* _THE RECORDS_
>>>>

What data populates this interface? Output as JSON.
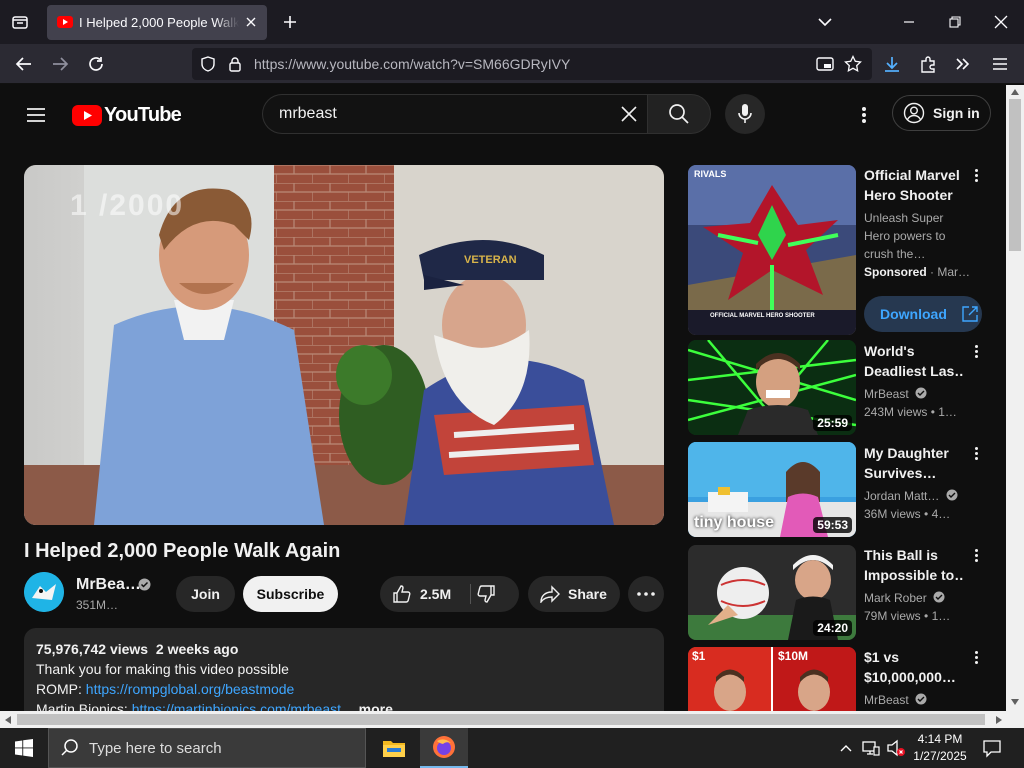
{
  "browser": {
    "tab_title": "I Helped 2,000 People Walk Again",
    "url": "https://www.youtube.com/watch?v=SM66GDRyIVY"
  },
  "youtube": {
    "logo_text": "YouTube",
    "search_value": "mrbeast",
    "sign_in_label": "Sign in"
  },
  "video": {
    "overlay_text": "1 /2000",
    "title": "I Helped 2,000 People Walk Again",
    "channel_name": "MrBea…",
    "subscribers": "351M…",
    "join_label": "Join",
    "subscribe_label": "Subscribe",
    "likes": "2.5M",
    "share_label": "Share",
    "views": "75,976,742 views",
    "age": "2 weeks ago",
    "desc_line1": "Thank you for making this video possible",
    "desc_line2_label": "ROMP: ",
    "desc_line2_link": "https://rompglobal.org/beastmode",
    "desc_line3_label": "Martin Bionics: ",
    "desc_line3_link": "https://martinbionics.com/mrbeast",
    "more_label": "...more"
  },
  "related": [
    {
      "title1": "Official Marvel",
      "title2": "Hero Shooter",
      "meta1": "Unleash Super",
      "meta2": "Hero powers to",
      "meta3": "crush the…",
      "sponsored": "Sponsored",
      "sponsor_name": "Mar…",
      "cta": "Download",
      "thumb_text": "RIVALS",
      "thumb_caption": "OFFICIAL MARVEL HERO SHOOTER"
    },
    {
      "title1": "World's",
      "title2": "Deadliest Las…",
      "channel": "MrBeast",
      "views": "243M views",
      "age": "1…",
      "duration": "25:59"
    },
    {
      "title1": "My Daughter",
      "title2": "Survives…",
      "channel": "Jordan Matt…",
      "views": "36M views",
      "age": "4…",
      "duration": "59:53",
      "thumb_text": "tiny house"
    },
    {
      "title1": "This Ball is",
      "title2": "Impossible to…",
      "channel": "Mark Rober",
      "views": "79M views",
      "age": "1…",
      "duration": "24:20"
    },
    {
      "title1": "$1 vs",
      "title2": "$10,000,000…",
      "channel": "MrBeast",
      "thumb_left": "$1",
      "thumb_right": "$10M"
    }
  ],
  "taskbar": {
    "search_placeholder": "Type here to search",
    "time": "4:14 PM",
    "date": "1/27/2025"
  },
  "colors": {
    "brand_red": "#ff0000",
    "link_blue": "#3ea6ff",
    "accent_blue": "#3ea6ff"
  }
}
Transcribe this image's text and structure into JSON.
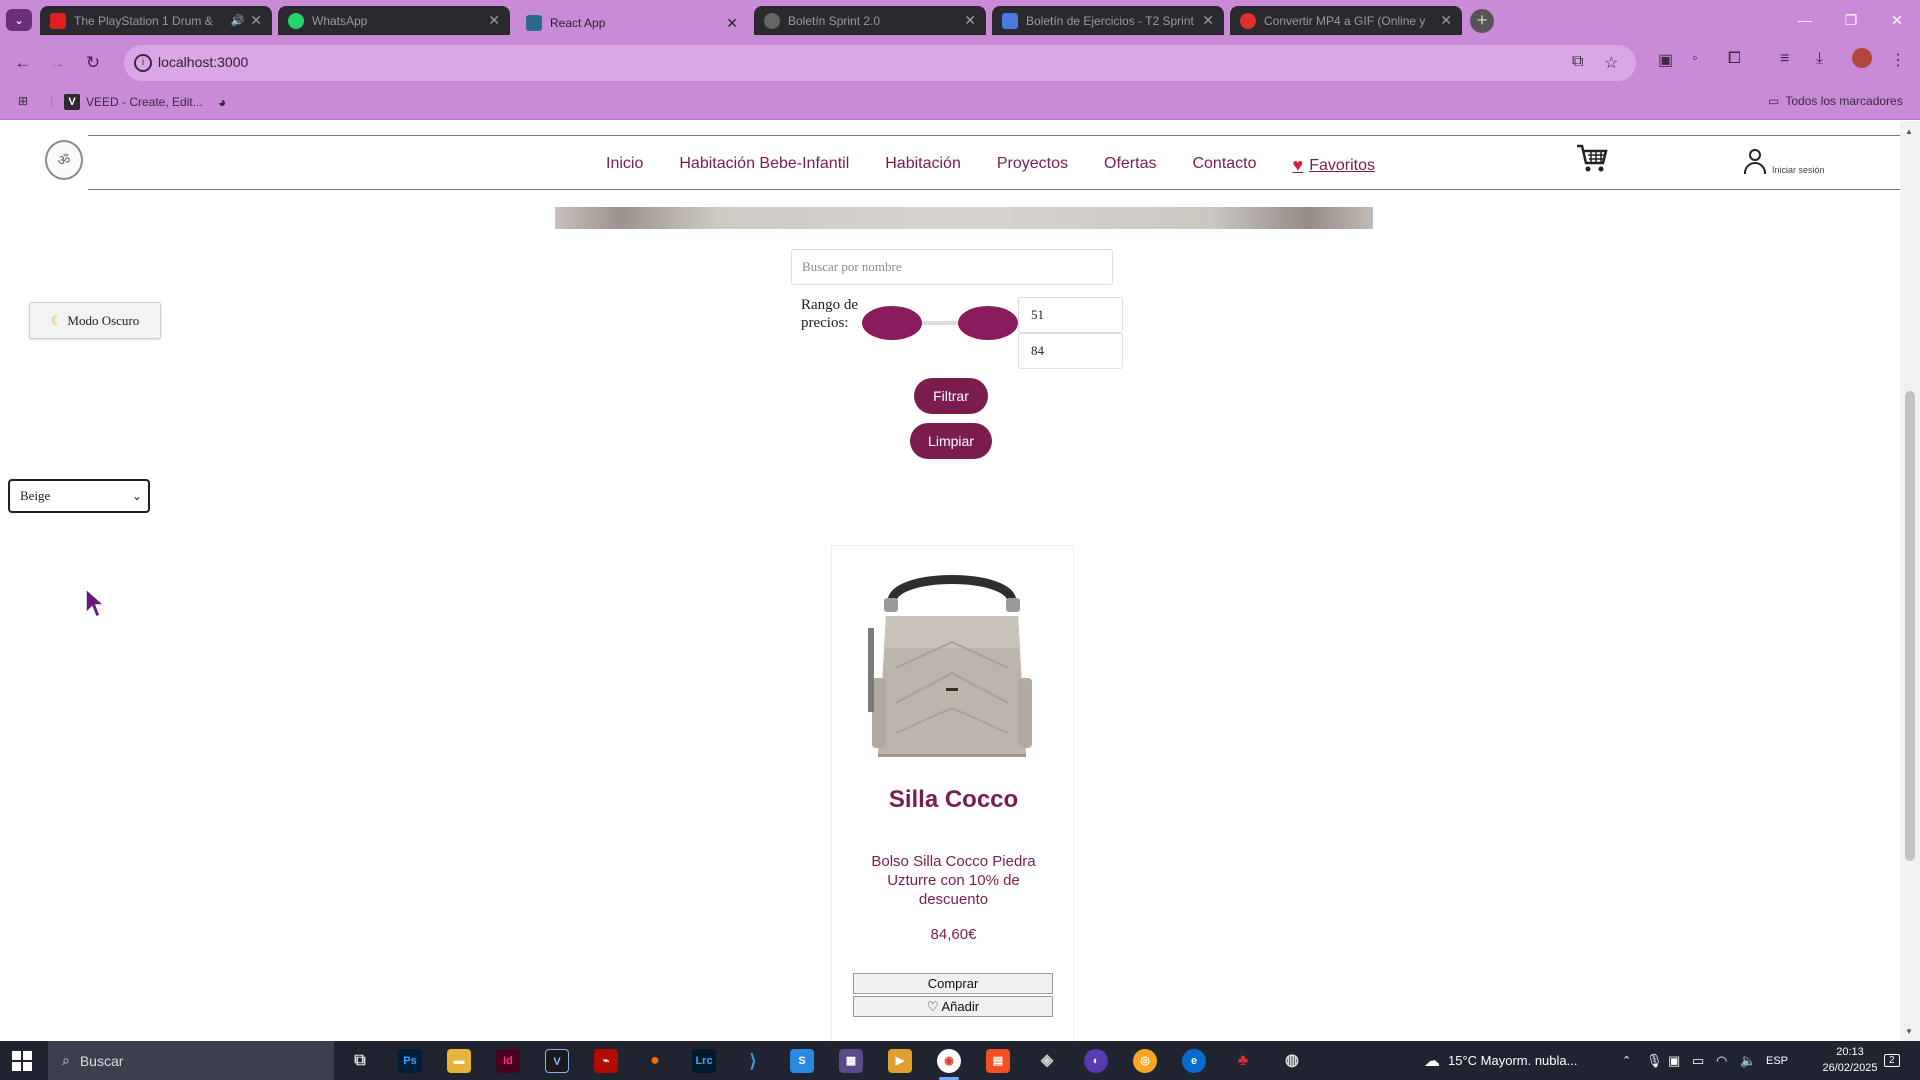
{
  "browser": {
    "tabs": [
      {
        "title": "The PlayStation 1 Drum &",
        "favicon_color": "#e02020"
      },
      {
        "title": "WhatsApp",
        "favicon_color": "#25d366"
      },
      {
        "title": "React App",
        "favicon_color": "#2a6a8a"
      },
      {
        "title": "Boletín Sprint 2.0",
        "favicon_color": "#666666"
      },
      {
        "title": "Boletín de Ejercicios - T2 Sprint",
        "favicon_color": "#4a7ae0"
      },
      {
        "title": "Convertir MP4 a GIF (Online y",
        "favicon_color": "#e03030"
      }
    ],
    "active_tab_index": 2,
    "url": "localhost:3000",
    "bookmarks": [
      {
        "label": "VEED - Create, Edit..."
      }
    ],
    "all_bookmarks_label": "Todos los marcadores",
    "accent_color": "#c98ad8"
  },
  "site": {
    "nav": [
      {
        "label": "Inicio"
      },
      {
        "label": "Habitación Bebe-Infantil"
      },
      {
        "label": "Habitación"
      },
      {
        "label": "Proyectos"
      },
      {
        "label": "Ofertas"
      },
      {
        "label": "Contacto"
      }
    ],
    "favorites_label": "Favoritos",
    "login_label": "Iniciar sesión",
    "brand_color": "#7a1d4e"
  },
  "controls": {
    "dark_mode_label": "Modo Oscuro",
    "color_filter_value": "Beige",
    "search_placeholder": "Buscar por nombre",
    "price_range_label": "Rango de precios:",
    "price_min": "51",
    "price_max": "84",
    "filter_label": "Filtrar",
    "clear_label": "Limpiar"
  },
  "product": {
    "title": "Silla Cocco",
    "description": "Bolso Silla Cocco Piedra Uzturre con 10% de descuento",
    "price": "84,60€",
    "buy_label": "Comprar",
    "add_label": "Añadir"
  },
  "taskbar": {
    "search_label": "Buscar",
    "weather": "15°C  Mayorm. nubla...",
    "language": "ESP",
    "time": "20:13",
    "date": "26/02/2025",
    "notifications": "2"
  }
}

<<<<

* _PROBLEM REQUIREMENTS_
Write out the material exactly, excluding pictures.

* _RESULT OF THE TASK_
What data populates this interface? Output as JSON.
{
  "browser": {
    "tab_title": "I Helped 2,000 People Walk Again",
    "url": "https://www.youtube.com/watch?v=SM66GDRyIVY"
  },
  "youtube": {
    "logo_text": "YouTube",
    "search_value": "mrbeast",
    "sign_in_label": "Sign in"
  },
  "video": {
    "overlay_text": "1 /2000",
    "title": "I Helped 2,000 People Walk Again",
    "channel_name": "MrBea…",
    "subscribers": "351M…",
    "join_label": "Join",
    "subscribe_label": "Subscribe",
    "likes": "2.5M",
    "share_label": "Share",
    "views": "75,976,742 views",
    "age": "2 weeks ago",
    "desc_line1": "Thank you for making this video possible",
    "desc_line2_label": "ROMP: ",
    "desc_line2_link": "https://rompglobal.org/beastmode",
    "desc_line3_label": "Martin Bionics: ",
    "desc_line3_link": "https://martinbionics.com/mrbeast",
    "more_label": "...more"
  },
  "related": [
    {
      "title1": "Official Marvel",
      "title2": "Hero Shooter",
      "meta1": "Unleash Super",
      "meta2": "Hero powers to",
      "meta3": "crush the…",
      "sponsored": "Sponsored",
      "sponsor_name": "Mar…",
      "cta": "Download",
      "thumb_text": "RIVALS",
      "thumb_caption": "OFFICIAL MARVEL HERO SHOOTER"
    },
    {
      "title1": "World's",
      "title2": "Deadliest Las…",
      "channel": "MrBeast",
      "views": "243M views",
      "age": "1…",
      "duration": "25:59"
    },
    {
      "title1": "My Daughter",
      "title2": "Survives…",
      "channel": "Jordan Matt…",
      "views": "36M views",
      "age": "4…",
      "duration": "59:53",
      "thumb_text": "tiny house"
    },
    {
      "title1": "This Ball is",
      "title2": "Impossible to…",
      "channel": "Mark Rober",
      "views": "79M views",
      "age": "1…",
      "duration": "24:20"
    },
    {
      "title1": "$1 vs",
      "title2": "$10,000,000…",
      "channel": "MrBeast",
      "thumb_left": "$1",
      "thumb_right": "$10M"
    }
  ],
  "taskbar": {
    "search_placeholder": "Type here to search",
    "time": "4:14 PM",
    "date": "1/27/2025"
  },
  "colors": {
    "brand_red": "#ff0000",
    "link_blue": "#3ea6ff",
    "accent_blue": "#3ea6ff"
  }
}
Transcribe this image's text and structure into JSON.
{
  "browser": {
    "tabs": [
      {
        "title": "The PlayStation 1 Drum &",
        "favicon_color": "#e02020"
      },
      {
        "title": "WhatsApp",
        "favicon_color": "#25d366"
      },
      {
        "title": "React App",
        "favicon_color": "#2a6a8a"
      },
      {
        "title": "Boletín Sprint 2.0",
        "favicon_color": "#666666"
      },
      {
        "title": "Boletín de Ejercicios - T2 Sprint",
        "favicon_color": "#4a7ae0"
      },
      {
        "title": "Convertir MP4 a GIF (Online y",
        "favicon_color": "#e03030"
      }
    ],
    "active_tab_index": 2,
    "url": "localhost:3000",
    "bookmarks": [
      {
        "label": "VEED - Create, Edit..."
      }
    ],
    "all_bookmarks_label": "Todos los marcadores",
    "accent_color": "#c98ad8"
  },
  "site": {
    "nav": [
      {
        "label": "Inicio"
      },
      {
        "label": "Habitación Bebe-Infantil"
      },
      {
        "label": "Habitación"
      },
      {
        "label": "Proyectos"
      },
      {
        "label": "Ofertas"
      },
      {
        "label": "Contacto"
      }
    ],
    "favorites_label": "Favoritos",
    "login_label": "Iniciar sesión",
    "brand_color": "#7a1d4e"
  },
  "controls": {
    "dark_mode_label": "Modo Oscuro",
    "color_filter_value": "Beige",
    "search_placeholder": "Buscar por nombre",
    "price_range_label": "Rango de precios:",
    "price_min": "51",
    "price_max": "84",
    "filter_label": "Filtrar",
    "clear_label": "Limpiar"
  },
  "product": {
    "title": "Silla Cocco",
    "description": "Bolso Silla Cocco Piedra Uzturre con 10% de descuento",
    "price": "84,60€",
    "buy_label": "Comprar",
    "add_label": "Añadir"
  },
  "taskbar": {
    "search_label": "Buscar",
    "weather": "15°C  Mayorm. nubla...",
    "language": "ESP",
    "time": "20:13",
    "date": "26/02/2025",
    "notifications": "2"
  }
}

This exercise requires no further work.